Yeah, so what? What foreign policy initiatives does India pursue that aren’t in the country’s interests? It’s precisely because the United States and India have an unusual alignment of national interests that they have the space to pursue meaningful, mutually beneficial cooperation in so many arenas.

Myth Number Four: Being too Pro-American is Political Suicide

Perhaps the most perplexing myth on the list, long ago the nonalignment crowd convinced Indian politicians that public expressions of pro-Americanism carry great political risk. Okay, where's the evidence? When has painting a political opponent as pro-American proven a successful electoral strategy? Did it harm Prime Minister Narendra Modi when he hailed the United States as a “natural ally” on the campaign trail?

Polling data by Pew is consistent: the Indian public views the United States more positively than almost any other country, including old friends like Russia and new ones like Japan. Fewer Indians hold unfavorable views of the United States than any other Indo-Pacific public polled by Pew. Perhaps Indian politicians have become less threatened by the electoral implications of pro-Americanism than invoking the ire of graying television pundits charging consulting fees to foreign capitals.

Myth Number Five: Aligning with the United States Will Hurt India’s Relations with China

Arguably their most effective myth, the nonalignment crowd has long held that alignment with the United States risks provoking rivalry and conflict with China. While there’s an intuitive logic to the assertion, knowledgeable experts and policy practitioners have long recognized the opposite is true: India’s growing partnership with America has strengthened its hand vis-à-vis China.

First, nothing in contemporary Chinese history suggests it would be more deferential to Indian interests if Delhi had fewer, or fewer influential, friends. Second, the main fault lines in the China–India relationship derive from long standing bilateral irritants and conflicts of national interest. Several legacy disputes—China’s support for Pakistan, an enduring border dispute and differences over Tibet and the Dalai Lama—predate the U.S.–India partnership. Meanwhile, the United States is a non-factor in the principal new fault line in bilateral relations: China’s growing military, political and economic presence in the Indian Ocean and South Asia.

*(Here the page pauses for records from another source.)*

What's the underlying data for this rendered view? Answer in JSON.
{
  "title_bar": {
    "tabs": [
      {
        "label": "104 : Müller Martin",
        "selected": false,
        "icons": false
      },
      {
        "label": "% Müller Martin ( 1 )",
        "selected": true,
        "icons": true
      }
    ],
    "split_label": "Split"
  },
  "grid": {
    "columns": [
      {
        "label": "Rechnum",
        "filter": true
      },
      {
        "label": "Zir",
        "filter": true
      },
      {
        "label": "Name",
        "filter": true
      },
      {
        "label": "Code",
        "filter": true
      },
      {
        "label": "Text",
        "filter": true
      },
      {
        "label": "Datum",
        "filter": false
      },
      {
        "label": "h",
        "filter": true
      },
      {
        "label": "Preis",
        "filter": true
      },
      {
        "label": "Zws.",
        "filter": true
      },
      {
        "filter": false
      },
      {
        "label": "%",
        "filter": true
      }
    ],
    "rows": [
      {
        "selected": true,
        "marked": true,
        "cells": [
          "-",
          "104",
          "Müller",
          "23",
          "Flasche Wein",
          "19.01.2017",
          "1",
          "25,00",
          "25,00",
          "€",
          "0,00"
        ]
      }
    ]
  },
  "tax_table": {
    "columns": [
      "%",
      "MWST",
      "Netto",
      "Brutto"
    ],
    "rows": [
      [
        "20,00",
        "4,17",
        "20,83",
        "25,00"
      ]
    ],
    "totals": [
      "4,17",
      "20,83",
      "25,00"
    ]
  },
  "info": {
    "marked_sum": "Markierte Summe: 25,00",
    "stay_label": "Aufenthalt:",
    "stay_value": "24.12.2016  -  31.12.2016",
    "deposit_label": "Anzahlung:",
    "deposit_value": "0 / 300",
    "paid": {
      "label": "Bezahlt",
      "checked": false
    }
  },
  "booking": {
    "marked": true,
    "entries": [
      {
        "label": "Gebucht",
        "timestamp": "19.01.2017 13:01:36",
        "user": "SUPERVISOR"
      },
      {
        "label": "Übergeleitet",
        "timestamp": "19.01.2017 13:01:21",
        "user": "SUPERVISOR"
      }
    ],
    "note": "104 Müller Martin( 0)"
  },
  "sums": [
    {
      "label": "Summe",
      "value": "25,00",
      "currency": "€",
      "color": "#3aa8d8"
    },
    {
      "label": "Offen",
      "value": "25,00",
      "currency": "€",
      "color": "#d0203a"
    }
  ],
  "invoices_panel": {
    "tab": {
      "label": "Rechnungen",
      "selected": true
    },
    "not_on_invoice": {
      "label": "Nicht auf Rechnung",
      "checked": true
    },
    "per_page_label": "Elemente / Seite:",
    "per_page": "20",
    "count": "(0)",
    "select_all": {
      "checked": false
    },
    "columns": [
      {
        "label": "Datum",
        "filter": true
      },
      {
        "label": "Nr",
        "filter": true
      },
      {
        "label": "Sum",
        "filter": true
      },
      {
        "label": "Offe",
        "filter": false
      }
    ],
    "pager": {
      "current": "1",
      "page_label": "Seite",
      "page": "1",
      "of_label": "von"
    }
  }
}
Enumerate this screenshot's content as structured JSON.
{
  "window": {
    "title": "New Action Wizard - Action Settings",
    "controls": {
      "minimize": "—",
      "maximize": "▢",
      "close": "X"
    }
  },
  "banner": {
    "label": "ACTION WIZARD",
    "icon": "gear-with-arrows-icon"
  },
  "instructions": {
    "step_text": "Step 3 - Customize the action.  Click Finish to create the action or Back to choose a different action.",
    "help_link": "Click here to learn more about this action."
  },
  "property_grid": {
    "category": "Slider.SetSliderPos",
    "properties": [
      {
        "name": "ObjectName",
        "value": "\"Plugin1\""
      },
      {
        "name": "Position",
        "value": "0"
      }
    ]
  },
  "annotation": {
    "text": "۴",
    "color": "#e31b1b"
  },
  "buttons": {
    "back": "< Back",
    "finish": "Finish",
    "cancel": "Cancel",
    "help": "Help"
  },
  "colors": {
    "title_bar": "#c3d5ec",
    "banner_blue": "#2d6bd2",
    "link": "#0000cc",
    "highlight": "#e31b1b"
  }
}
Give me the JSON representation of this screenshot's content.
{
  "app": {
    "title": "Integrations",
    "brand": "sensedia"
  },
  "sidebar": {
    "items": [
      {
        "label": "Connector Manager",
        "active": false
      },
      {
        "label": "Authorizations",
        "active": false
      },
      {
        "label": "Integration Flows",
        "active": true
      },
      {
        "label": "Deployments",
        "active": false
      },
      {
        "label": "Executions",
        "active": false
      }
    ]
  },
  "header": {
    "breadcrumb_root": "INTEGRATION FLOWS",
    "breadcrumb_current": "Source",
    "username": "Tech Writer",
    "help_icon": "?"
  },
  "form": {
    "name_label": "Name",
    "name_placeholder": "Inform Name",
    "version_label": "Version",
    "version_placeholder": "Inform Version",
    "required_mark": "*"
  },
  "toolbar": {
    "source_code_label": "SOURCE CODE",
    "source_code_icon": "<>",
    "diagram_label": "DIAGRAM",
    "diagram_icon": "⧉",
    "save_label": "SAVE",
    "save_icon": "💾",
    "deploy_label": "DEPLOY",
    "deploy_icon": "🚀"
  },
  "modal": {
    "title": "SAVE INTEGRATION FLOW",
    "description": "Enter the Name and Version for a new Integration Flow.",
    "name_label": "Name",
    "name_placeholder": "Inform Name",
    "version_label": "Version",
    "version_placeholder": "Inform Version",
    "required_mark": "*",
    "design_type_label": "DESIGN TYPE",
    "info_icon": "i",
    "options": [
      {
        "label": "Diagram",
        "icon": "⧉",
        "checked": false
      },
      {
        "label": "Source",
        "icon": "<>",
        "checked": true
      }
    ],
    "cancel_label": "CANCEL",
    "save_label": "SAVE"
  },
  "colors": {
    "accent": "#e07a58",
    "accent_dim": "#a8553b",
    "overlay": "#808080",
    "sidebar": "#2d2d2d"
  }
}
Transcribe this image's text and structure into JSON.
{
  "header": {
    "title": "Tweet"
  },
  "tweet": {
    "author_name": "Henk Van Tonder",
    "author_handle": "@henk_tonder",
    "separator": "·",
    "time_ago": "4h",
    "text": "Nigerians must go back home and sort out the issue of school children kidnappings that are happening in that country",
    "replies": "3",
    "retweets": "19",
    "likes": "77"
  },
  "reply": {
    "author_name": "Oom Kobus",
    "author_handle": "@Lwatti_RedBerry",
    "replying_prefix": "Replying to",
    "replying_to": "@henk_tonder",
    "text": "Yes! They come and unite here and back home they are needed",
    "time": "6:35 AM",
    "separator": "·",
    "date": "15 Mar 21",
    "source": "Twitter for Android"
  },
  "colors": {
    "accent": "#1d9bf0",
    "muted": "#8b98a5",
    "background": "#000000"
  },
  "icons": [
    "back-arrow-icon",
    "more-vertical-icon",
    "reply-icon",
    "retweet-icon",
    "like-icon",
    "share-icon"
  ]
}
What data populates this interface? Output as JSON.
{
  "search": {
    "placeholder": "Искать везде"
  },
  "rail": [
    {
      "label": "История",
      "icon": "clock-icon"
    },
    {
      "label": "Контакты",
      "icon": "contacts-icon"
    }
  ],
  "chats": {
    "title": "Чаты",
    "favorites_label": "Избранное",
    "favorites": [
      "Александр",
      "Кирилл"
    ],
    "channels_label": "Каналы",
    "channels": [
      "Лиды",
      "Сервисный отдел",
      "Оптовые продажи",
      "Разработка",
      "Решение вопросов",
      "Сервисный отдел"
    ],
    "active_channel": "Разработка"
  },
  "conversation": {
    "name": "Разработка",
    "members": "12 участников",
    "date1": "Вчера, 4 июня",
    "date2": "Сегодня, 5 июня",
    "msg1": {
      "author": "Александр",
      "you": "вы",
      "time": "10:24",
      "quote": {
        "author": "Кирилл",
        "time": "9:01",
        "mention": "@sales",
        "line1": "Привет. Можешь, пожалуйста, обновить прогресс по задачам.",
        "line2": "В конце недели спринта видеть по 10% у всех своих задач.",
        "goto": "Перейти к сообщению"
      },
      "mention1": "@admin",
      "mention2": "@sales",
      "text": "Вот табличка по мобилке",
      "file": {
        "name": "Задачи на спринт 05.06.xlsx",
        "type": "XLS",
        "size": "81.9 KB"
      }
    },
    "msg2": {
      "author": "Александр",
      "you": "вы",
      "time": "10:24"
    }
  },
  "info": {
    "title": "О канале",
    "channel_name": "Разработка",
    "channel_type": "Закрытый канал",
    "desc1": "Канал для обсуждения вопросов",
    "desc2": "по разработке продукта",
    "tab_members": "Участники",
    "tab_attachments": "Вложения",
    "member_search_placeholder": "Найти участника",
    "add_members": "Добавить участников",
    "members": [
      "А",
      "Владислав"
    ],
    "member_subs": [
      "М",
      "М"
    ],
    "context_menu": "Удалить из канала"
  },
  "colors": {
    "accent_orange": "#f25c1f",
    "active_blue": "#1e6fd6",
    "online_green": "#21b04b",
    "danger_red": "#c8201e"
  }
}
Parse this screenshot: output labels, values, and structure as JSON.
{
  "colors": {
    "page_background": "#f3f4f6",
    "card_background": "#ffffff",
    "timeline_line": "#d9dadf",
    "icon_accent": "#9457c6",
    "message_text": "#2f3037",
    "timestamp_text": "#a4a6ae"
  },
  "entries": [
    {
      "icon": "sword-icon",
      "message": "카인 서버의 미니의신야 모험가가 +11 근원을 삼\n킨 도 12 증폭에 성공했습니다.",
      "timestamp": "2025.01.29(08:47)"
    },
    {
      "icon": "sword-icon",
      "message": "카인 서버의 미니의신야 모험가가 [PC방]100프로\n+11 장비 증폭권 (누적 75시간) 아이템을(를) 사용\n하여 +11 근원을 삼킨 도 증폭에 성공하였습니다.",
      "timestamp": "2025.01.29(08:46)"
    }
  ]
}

Some in Beijing are indeed unsettled by India’s growing partnership with the United States. Yet rarely has China sought to impose direct costs on India in response, likely fearful such a move would backfire and provide additional ammunition to Chinese critics and U.S. advocates in Delhi. In that sense, Beijing is stuck in a Catch-22.

Myth Number Six: America Takes Everything and Gives Nothing

The nonalignment crowd insists that an imperious United States extracts concession after concession from India, offering Delhi little to show in return. Is that true? Has America not carved out more country-specific exemptions for India across more levels of government and separate issue sets than it has for any country in recent history?

The United States has granted India unique status as a “Major Defense Partner” and delivered advanced military platforms to Delhi before other treaty allies. It has supported a role for India as a permanent member of the UN Security Council and undertook the daunting task of re-wiring a decades-old international nuclear order to make India an accepted member of the club—the only non-signatory to the Nuclear Non-Proliferation Treaty to ever make the leap. What great bounty did Washington extract for this Herculean task? From a transactional perspective, nothing. And that’s okay.

With India, America is doing something well that it has traditionally done very poorly: playing the long game. The U.S. government genuinely believes India’s rise is an inherently positive development: a good thing for regional security and stability; a good thing for democratic governance; a good thing for U.S. interests in the region; and a good thing for the regional balance of power. The recognition of these long-term, sometimes indirect and intangible benefits frees Washington from the need to extract transactional benefits from every interaction with Delhi.